The Good News is not that God made some external determination to forgive man, superficially exercised his divine will, waved a disinterested wand and sprinkled some salvation dust across the human race. What he did was penetrate the very depths of humanity’s being and life, to restore the distorted and corrupt condition of man’s actual human existence. In his innermost being as the Son he genuinely united himself to human, finite, creaturely existence. We call that the incarnation.
God himself bore our infirmities and sins and the whole inheritance of judgment that lay against us—God himself, not merely in some extrinsic, detached way. He personally bore all of this.

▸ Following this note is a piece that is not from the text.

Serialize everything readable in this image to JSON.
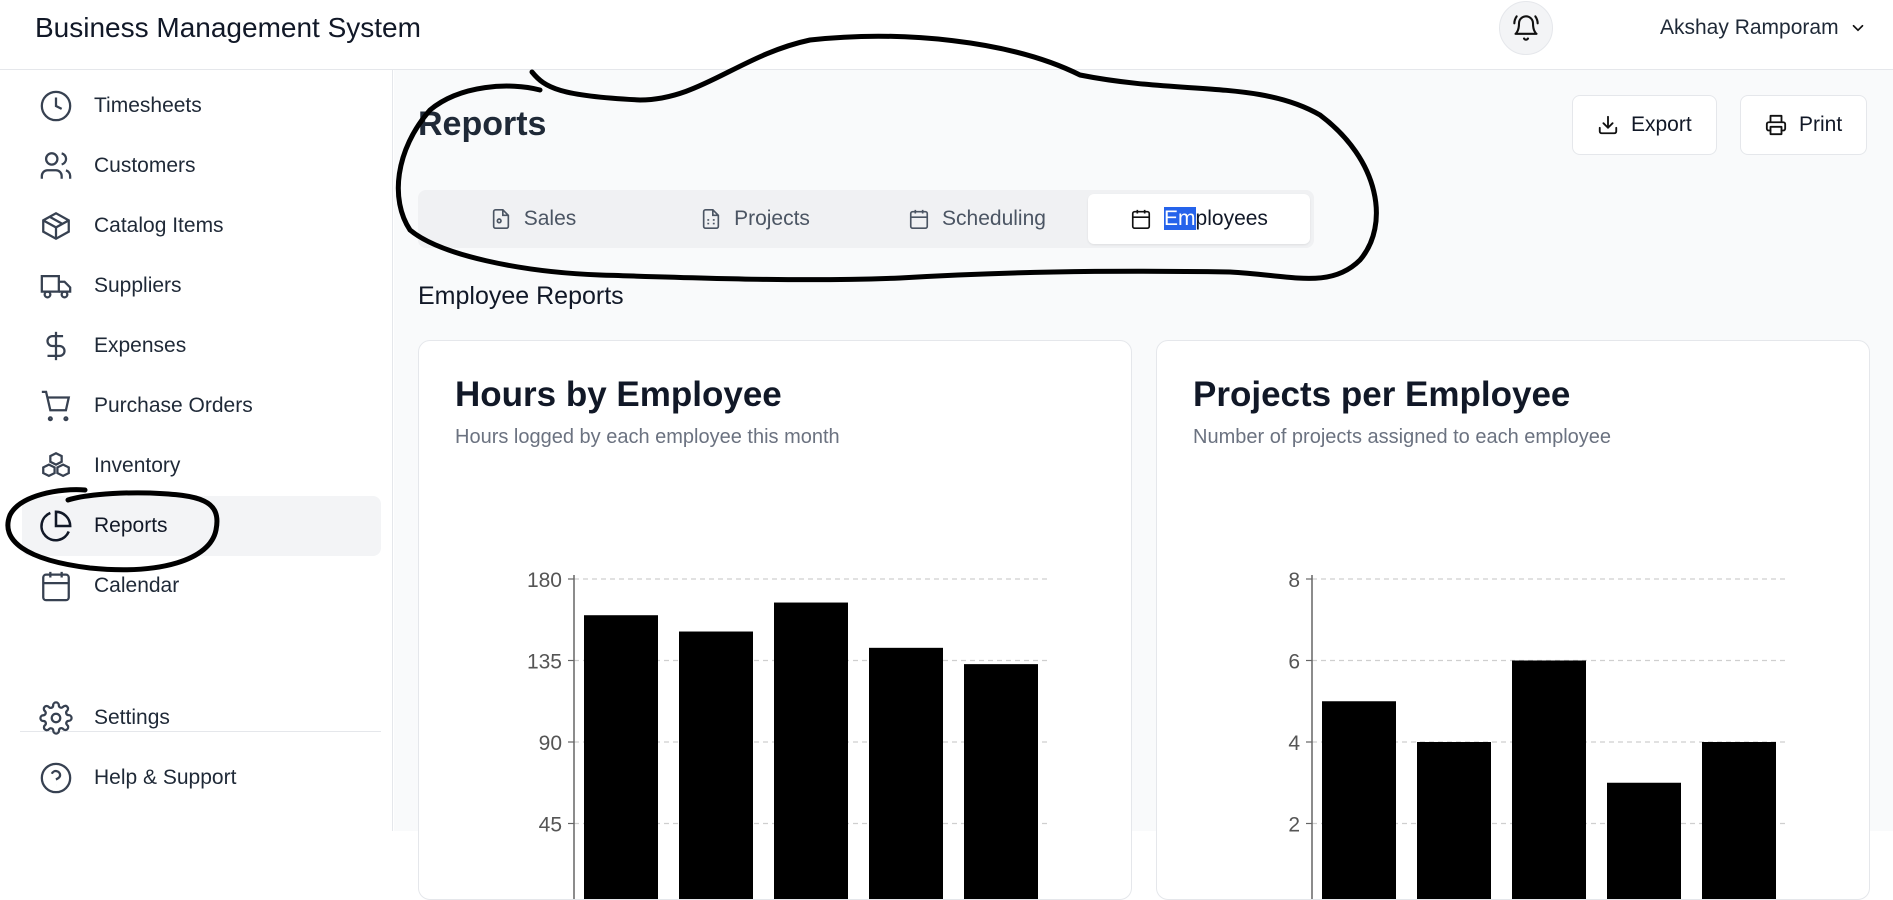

Incidentally, it is important to not evade this point by denying that Jesus assumed our fallen, mortal human nature. The Greek culture where the Gospel was preached held to the apathy or passionlessness of the divine nature. In order to avoid the revolutionary doctrine of God presented in the Scriptures, the heresy of aphthartodocetism was invented. The error here is to say that Jesus took to himself a flawless human nature, one that was not affected by the curse. God himself didn’t really suffer, he only appeared to do so. Jesus’ mind and body were not subject to sickness, weakness, and the liabilities of our mortal existence. That, of course, frees God from any contact with the yuckiness of mortal human existence as we experience it.

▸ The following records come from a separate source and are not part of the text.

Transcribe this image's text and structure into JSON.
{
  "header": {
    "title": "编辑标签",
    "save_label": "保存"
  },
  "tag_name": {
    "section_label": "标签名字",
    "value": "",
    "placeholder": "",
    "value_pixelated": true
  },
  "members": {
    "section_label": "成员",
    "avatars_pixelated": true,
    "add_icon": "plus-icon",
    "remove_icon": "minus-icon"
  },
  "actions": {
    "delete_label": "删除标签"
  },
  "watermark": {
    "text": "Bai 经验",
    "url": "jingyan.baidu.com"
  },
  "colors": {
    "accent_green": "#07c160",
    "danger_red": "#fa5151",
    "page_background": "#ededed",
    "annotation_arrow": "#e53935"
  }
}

Read the rest: Jeff Meyers: The Heresy with the Really Cool Name.